Same old song. Same old story. Let’s hear it all again.
“…I’d rather be dead than sing Satisfaction when I’m 45.”
I used to wonder how singers could face running through their big hits night after night, year after year, over and over and over again. You know what I mean, Mick singing Jumpin’ Jack Flash, Bowie busting out Young Americans, or The Beach Boys vamping on Surfin’ Safari. Well OK, I can see why these days The Beach Boys would perform virtually anything in almost any venue. After all, California’s a community property state, and rehab is really fracking expensive. Or so I have heard.
Anyways, I used to think it must just be the money that kept them in the game. How else to explain Bob Dylan doing one nighters for Microsoft or the Drifters showing up at virtually every Holiday Inn lounge in the midwest in any given year? Bills have to be paid, ex-wives subsidized, and entire circulatory systems emptied and replaced, and it all requires boatloads of the ready. For any musician born in the UK before 1980, the dental bills alone would be catastrophic. If you think Keith Richards’ new pearly whites came cheap, think again.
It has also crossed my mind that the adoration that rolls in while onstage is enough to entice even the most temperamental artiste — think Prince or Mariah Carey — to accept the inevitability of trotting out Little Red Corvette or whatever schlock Mariah is famous for (I can’t stand all that bleating and warbling so I never listen to her) as the cost of doing business. I once heard Nick Lowe say that when he’s attending a performance and the singer introduces something new from “the upcoming album,” a part of him dies just a little. Too right; you pay your dough and you expect to hear the hits. I mean, who wants to shell out $250 for the thrill of Bruce Springsteen running through his Tom Joad catalogue? Might as well stay home and chase your Quaaludes with Sazeracs while cleaning your ears with steel wool and eating Comet. Same experience. No, I want Bruce dancing on the piano covering Devil with the Blue Dress On and turning Born to Run into the New Jersey version of the goddamned Ring Cycle. I know I am not alone in this.
Though all of the above strike me as plausible, none really offer a completely satisfying explanation of how it is that creative people can bring themselves to repeat the same old songs day in and day out, often over the course of many, many years. (See Mr. Jagger above.) It’s a question that has baffled me for a long time, and recently I was giving it some considerable attention at, as it turns out, an Aimee Mann concert. You see, I have a soft spot for the former Til Tuesday singer, and when she’s in town Mr Slattern and I often make a point of dropping in on her shows.
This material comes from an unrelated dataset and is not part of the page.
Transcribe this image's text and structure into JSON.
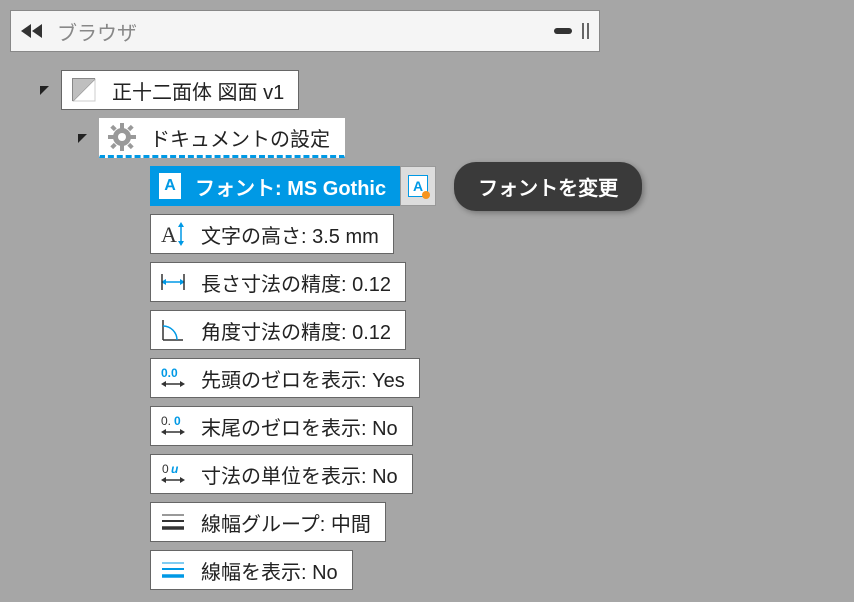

Sure the songs are a bit of a downer, but she herself is actually very funny, so you seldom leave a performance less happy — or more depressed depending on your pharmaceutical balance at the time — than you were when you arrived.
So there we were, hanging with Aimee and her band and about a thousand other people, enjoying the familiar strains of Freeway, and I was again wondering how singers manage to muster the enthusiasm to deliver the same songs ad nauseam without losing their minds or at the very least sliding into a deep creative funk. And that was when, as the say, the light dawned on Marble Head. I realized that like me, Ms. Mann probably never tires of her own work.
Now before you consign me to the scrap heap of failed writers with delusions of adequacy, hear me out. Frequently I find myself trolling around my site looking for something, or more often that not, killing time ’til cocktail hour. I start scrolling backward in time and before I know it I’ve lost two hours flipping through the archives and rereading last year’s posts about troublesome oldsters, the perils of driving in New Jersey ,or noble drunks of our time. It’s the same with my other work — short stories, satirical articles, and such. Make no mistake, I am acutely aware that I am no James Joyce, or even James Patterson for that matter, but somehow it doesn’t bother me all that much. Rather, it’s comforting to wallow in the products of my own mind, rather like
trading an itchy bra for a comfortable old t-shirt, plopping down on the sofa and working your way through a bottle of Veuve Cliquot with a straw sliding into your own bed after a couple of weeks on the road.
Of course, I certainly don’t want to be reading this stuff when I’m 60. Although if someone wanted to hear it…..
Posted on December 5, 2012, in Commentary, Life and times and tagged Aimee Mann, Beach Boys, Bruce Springsteen, Humor, James Joyce, Keith Richards, Little Red Corvette, Mariah Carey, Mick Jagger, New Jersey, Satisfaction. Bookmark the permalink. 9 Comments.